I was watching the Leaf SV Plus for a possible replacement for my child’s Leaf in the future. That’s more than double its range, and I bet they’ll be cheap as chips on the used market… once this gas crisis is over.

There are a few fan pages and Leaf panels that talk about 3D printing upgrades. Some are quite inventive. I’m curious to see how you fix the center console issue. My brother has a 2019 Leaf, and he seems to have a similar layout. Leg room is tolerable, but it could be better (he’s a small person, so it’s no big deal for him).


2019 Nissan LEAF Plus (e+)
[Photo: Nissan]

SheI’m sorry to hear of your car’s death, but I’m happy to hear that no one was injured.

You are in an ideal situation for an electric commuter. You have a vehicle for long trips and an EV for daily trips. It’s the best of both worlds, and I believe it’s a good compromise in today’s world.

If you keep the Leaf in the garage and just charge it with your 110V outlet, that should make things pretty easy. Keeping the Leaf in the garage is a good idea as cold and hot temperatures can affect battery longevity. Also avoid fast charging when possible. If you use fast charging too often, it can also damage the battery.

If you must have a Level II charger, you can use one that works with many 220v outlets (like those often used with clothes dryers). I bought a portable charger, a splitter and a switch that allows me to use level II, Where my clothes dryer. I only used it once for testing. In two years, about 80% of my Nissan Leaf’s charging is done at home, on 110V power. The rest is done at my office or at various charging points, when needed.

My brother does about 90% of his load at home and has a 30+ mile commute.

Different things can cause a degradation of the Nissan Leaf battery. I mentioned overload and climate, and regular wear and tear. In addition, your driving habits can also influence pressure drop.

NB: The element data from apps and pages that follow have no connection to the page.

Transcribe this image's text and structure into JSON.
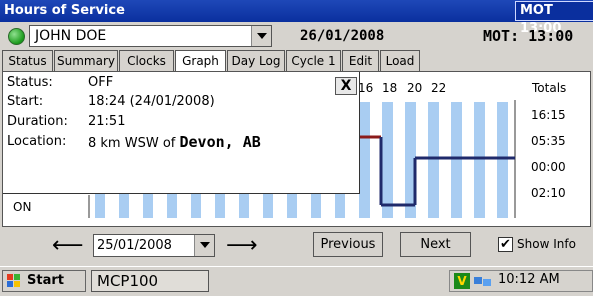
{
  "window": {
    "title": "Hours of Service",
    "badge": "MOT 13:00"
  },
  "header": {
    "driver": "JOHN DOE",
    "date": "26/01/2008",
    "mot": "MOT: 13:00"
  },
  "tabs": [
    "Status",
    "Summary",
    "Clocks",
    "Graph",
    "Day Log",
    "Cycle 1",
    "Edit",
    "Load"
  ],
  "active_tab": "Graph",
  "info_popup": {
    "status_label": "Status:",
    "status_value": "OFF",
    "start_label": "Start:",
    "start_value": "18:24 (24/01/2008)",
    "duration_label": "Duration:",
    "duration_value": "21:51",
    "location_label": "Location:",
    "location_prefix": "8 km WSW of ",
    "location_city": "Devon, AB",
    "close_glyph": "X"
  },
  "graph": {
    "visible_hour_labels": [
      "16",
      "18",
      "20",
      "22"
    ],
    "row_label_on": "ON",
    "totals_label": "Totals",
    "totals": [
      "16:15",
      "05:35",
      "00:00",
      "02:10"
    ],
    "line_color": "#1f2a6b",
    "off_segment_color": "#8b1a1a",
    "stripe_color": "#a9cdf2"
  },
  "controls": {
    "prev_arrow": "⟵",
    "next_arrow": "⟶",
    "date_value": "25/01/2008",
    "previous_label": "Previous",
    "next_label": "Next",
    "show_info_label": "Show Info",
    "show_info_checked": true
  },
  "taskbar": {
    "start_label": "Start",
    "app_label": "MCP100",
    "clock": "10:12 AM"
  }
}
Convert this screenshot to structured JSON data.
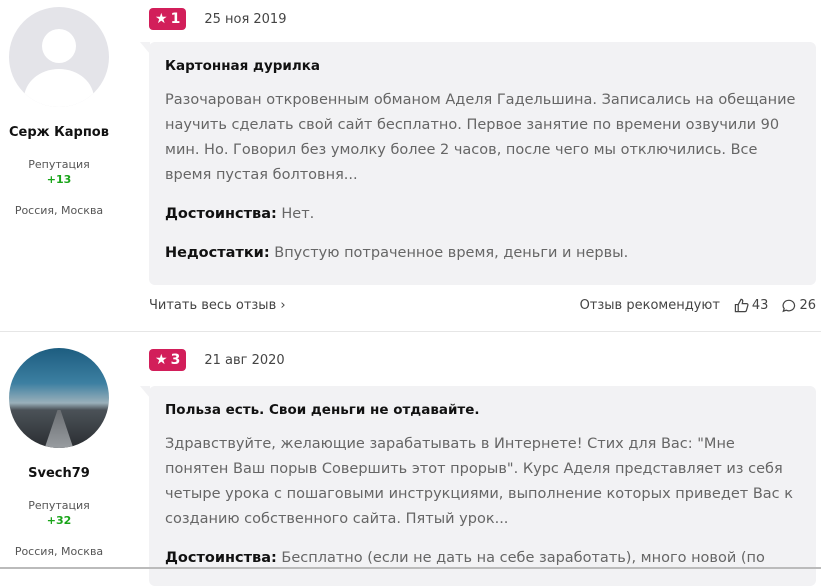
{
  "reviews": [
    {
      "user": {
        "name": "Серж Карпов",
        "reputation_label": "Репутация",
        "reputation": "+13",
        "location": "Россия, Москва"
      },
      "rating": "1",
      "date": "25 ноя 2019",
      "title": "Картонная дурилка",
      "text": "Разочарован откровенным обманом Аделя Гадельшина. Записались на обещание научить сделать свой сайт бесплатно. Первое занятие по времени озвучили 90 мин. Но. Говорил без умолку более 2 часов, после чего мы отключились. Все время пустая болтовня...",
      "pros_label": "Достоинства:",
      "pros": "Нет.",
      "cons_label": "Недостатки:",
      "cons": "Впустую потраченное время, деньги и нервы.",
      "read_more": "Читать весь отзыв",
      "recommend": "Отзыв рекомендуют",
      "likes": "43",
      "comments": "26"
    },
    {
      "user": {
        "name": "Svech79",
        "reputation_label": "Репутация",
        "reputation": "+32",
        "location": "Россия, Москва"
      },
      "rating": "3",
      "date": "21 авг 2020",
      "title": "Польза есть. Свои деньги не отдавайте.",
      "text": "Здравствуйте, желающие зарабатывать в Интернете! Стих для Вас: \"Мне понятен Ваш порыв Совершить этот прорыв\". Курс Аделя представляет из себя четыре урока с пошаговыми инструкциями, выполнение которых приведет Вас к созданию собственного сайта. Пятый урок...",
      "pros_label": "Достоинства:",
      "pros": "Бесплатно (если не дать на себе заработать), много новой (по"
    }
  ],
  "colors": {
    "badge": "#d21e5a",
    "reputation": "#1aa51a"
  }
}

Fortunately, Nissan’s battery technology has improved over the years, and they back their new products with a guarantee. If your battery drops below a certain percentage of charge capacity, Nissan will service or replace it. Details can be viewed in the guarantee brochure.

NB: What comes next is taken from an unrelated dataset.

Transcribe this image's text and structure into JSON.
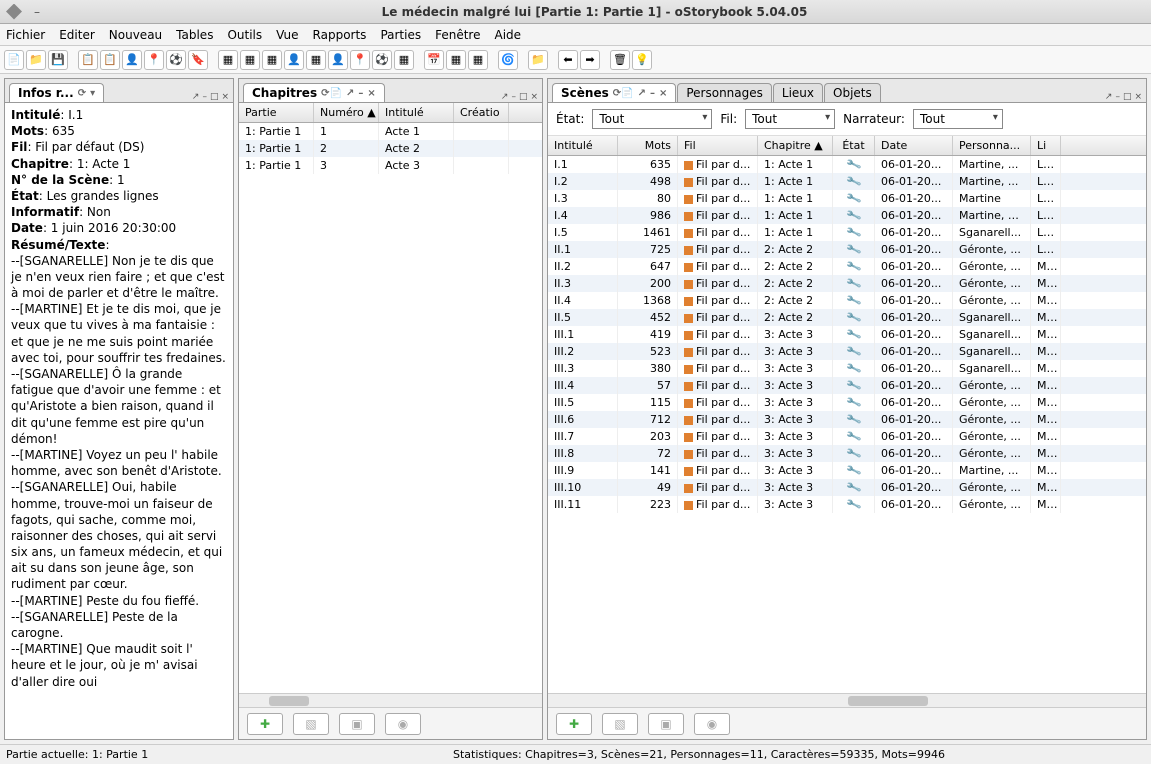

Bottom line: you’ll need to make some adjustments in your life to get the most out of electric vehicle ownership, but the payoff is well worth it for many. Good luck!

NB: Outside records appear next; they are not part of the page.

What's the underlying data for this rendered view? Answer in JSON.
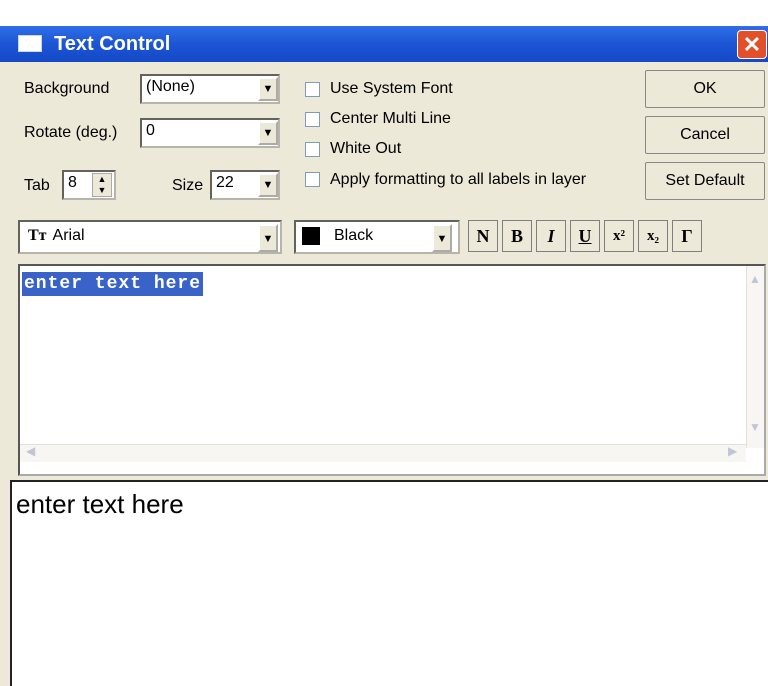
{
  "window": {
    "title": "Text Control",
    "close_symbol": "✕"
  },
  "background": {
    "label": "Background",
    "value": "(None)"
  },
  "rotate": {
    "label": "Rotate (deg.)",
    "value": "0"
  },
  "tab": {
    "label": "Tab",
    "value": "8"
  },
  "size": {
    "label": "Size",
    "value": "22"
  },
  "checkboxes": {
    "system_font": "Use System Font",
    "center_multi": "Center Multi Line",
    "white_out": "White Out",
    "apply_all": "Apply formatting to all labels in layer"
  },
  "buttons": {
    "ok": "OK",
    "cancel": "Cancel",
    "set_default": "Set Default"
  },
  "font": {
    "icon_text": "Tт",
    "value": "Arial"
  },
  "color": {
    "value": "Black",
    "swatch": "#000000"
  },
  "format_buttons": {
    "normal": "N",
    "bold": "B",
    "italic": "I",
    "underline": "U",
    "superscript": "x²",
    "subscript": "x₂",
    "greek": "Γ"
  },
  "editor": {
    "text": "enter text here"
  },
  "preview": {
    "text": "enter text here"
  },
  "arrow": "▼"
}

The last question comes from a young fan who is considering two old minivans

1992 Chevy Lumina APV: the official car of... : r/regularcarreviews

Q: Hello André and Nathancan you help a bro with a minivan question.

I’m thinking of buying a 1993 Chevy Lumina APV that has 98,936 miles on it. The seller is the second owner. It has a rebuilt transmission and lots of new parts. It also has the smaller 3.1 v6 and some surface rust. The other pickup is also a 1993 pickup, but it’s a Nissan Quest. She received a rebuilt engine in April 2020 and the owner took great care of the interior but not the exterior. It has yellowed headlights and a lot of small knocks.

I want a van as an additional vehicle in which I can transport my projects. Almost every weekend I fly scale models or RC planes. I need a good cargo and sometimes a people carrier.

What do you think of these two? I know Nathan grew up as a junk dog and drove everything in the 90s. So which one would you spend $2000 on?

—Anton B. from Danbury, Connecticut

A: Wow, you found an APV! ?

It becomes difficult to find the famous “Dustbuster” vans like the Lumina APV and its brothers.

You’re right, I’ve driven both, and they’re very different vehicles. Honestly, if they were both well-maintained, I’d go for the Nissan Quest as a “beater” and the APV as some kind of collector’s runabout. The Quest is more powerful, handles better and has a utilitarian interior. It’s the most like a car out of both.

The Lumina APV is taller and has a smoother ride on the highway. Some people don’t like to drive them because of the massive front and side windows. Ironically, I think outdoor visibility on the Quest was better. Power is 120 hp V6 in the Chevrolet Lumina APV. There were larger displacements, more powerful GM V6s that came later. The Nissan Quest, has a 151 hp V6 that comes out of the Maxima.

I think these GM vans looked cool and were comfortable enough, but I’d go with the Nissan as it offers more for the price.


Speaking of minivans: the all-wheel drive system of this new Toyota Sienna minivan is outstanding in the snow!!